'How to Pay for War?'
Inflation concept
Keynes has explained the terminology of inflationary gap in this pamphlet that was published in 1940, that mostly dealt with war finance. According to him, it is an excess of expenditure over and above the potential output.
It indicates the difference between the gross domestic product against the potential GDP at level of full employment. In simple words, it is the excess of the aggregate demand for the products and services in an economy, over the potential to provide them. Thus, such a situation arises when there is growth in the economy, due to various factors such as increased level of production, increase in employment opportunities, etc.
Reasons for Inflationary Gap
One of the primary causes for an inflationary gap is excessive demand. Demand can increase due to a myriad of factors, such as:
Rise in Employment Opportunities
Job employment opportunities concept
A higher standard of living and rise in employment opportunities will lead to an increase in demand for household items. Certainly, with more facilities, there will be an increase in demand for consumer goods.
Increase in Trade Activities
Export increases with money concept
With rising export activities, there is more money injected into the economy, which again increases the purchasing capacity of the individuals in the economy.
Increased Government Expenditure
A high level of government expenditure again, pumps more money into circulation, which leads to increased demand.

An inflationary gap example is when the United States witnessed an inflationary gap phenomenon for a brief period from 2006 to 2007.
Inflationary Gap Graph
Inflationary gap
LRAS = Long Run Aggregate Supply
SRAS = Short Run Aggregate Supply
I = Intersection Point of SRAS and AD Curve
AD = Aggregate Demand Curve
Difference between Y0 and Y1 = Inflationary Gap
The LRAS curve represents the production level at the full level of employment. On the other hand, short-run equilibrium occurs at the intersection of the AD and SRAS curves. Note that this intersection is at the right of the potential GDP level. It implies that there is an inflationary gap, since the Real GDP is higher than the Potential GDP. This gap is nothing but the inflationary gap. This indicates that at the given level, there is high demand for resources, and the economy does not have that potential to produce requisite goods and services to satisfy this demand.

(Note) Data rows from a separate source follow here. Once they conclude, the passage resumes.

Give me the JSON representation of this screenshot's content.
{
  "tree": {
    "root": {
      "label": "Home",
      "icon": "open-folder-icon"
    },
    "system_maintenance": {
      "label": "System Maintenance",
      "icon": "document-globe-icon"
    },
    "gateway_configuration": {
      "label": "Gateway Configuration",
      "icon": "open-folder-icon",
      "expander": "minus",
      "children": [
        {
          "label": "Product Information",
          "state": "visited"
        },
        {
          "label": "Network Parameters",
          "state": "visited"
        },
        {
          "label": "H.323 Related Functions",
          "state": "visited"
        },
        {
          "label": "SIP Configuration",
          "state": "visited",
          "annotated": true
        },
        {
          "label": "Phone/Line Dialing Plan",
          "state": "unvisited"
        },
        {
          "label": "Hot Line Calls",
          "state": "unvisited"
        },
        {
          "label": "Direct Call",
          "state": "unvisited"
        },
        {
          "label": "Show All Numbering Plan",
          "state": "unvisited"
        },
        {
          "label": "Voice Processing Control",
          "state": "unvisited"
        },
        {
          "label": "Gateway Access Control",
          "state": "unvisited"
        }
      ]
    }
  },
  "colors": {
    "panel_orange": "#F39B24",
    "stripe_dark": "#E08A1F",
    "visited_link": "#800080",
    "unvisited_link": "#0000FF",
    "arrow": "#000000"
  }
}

If the Real GDP is lesser than the Potential GDP, the difference is said to be a deflationary gap.
Fiscal Policy Options to Reduce Inflationary Gap
To reduce the inflationary gap, the government has to introduce a contractionary fiscal policy to reduce the money circulation in the market.
Reduce Government Spending
The government has to reduce its public spending and stop pumping in more money into the market. Accordingly, the purchasing capacity of individuals will decline, and hence, there will be less demand, which will then curtail the inflationary gap.
Increase Taxes
Increasing tax concept
With increase in taxes, consumers will have less money for consumption of goods and services. Thus, their demand will automatically reduce and be lesser.
Issue Bonds and Securities
By issuing government securities and bonds in the market, they can reduce the money circulation and curb the inflationary gap.
Decrease Transfer Payments
Transfer payments are made by the government for various social security and welfare programs, such as pension funds, grants, etc., for the masses. By reducing these payments, they can reduce the amount of money in the hands of the public, which will in turn reduce their purchasing capacity, and automatically reduce the demand for goods and services.
An inflationary gap eventually gets reduced over a certain period of time. While inflation cannot be said to be always harmful to the economy, many are of the opinion that some degree of inflation is good to boost the economy. Moreover, with appropriate measures, the economy can be eventually stabilized.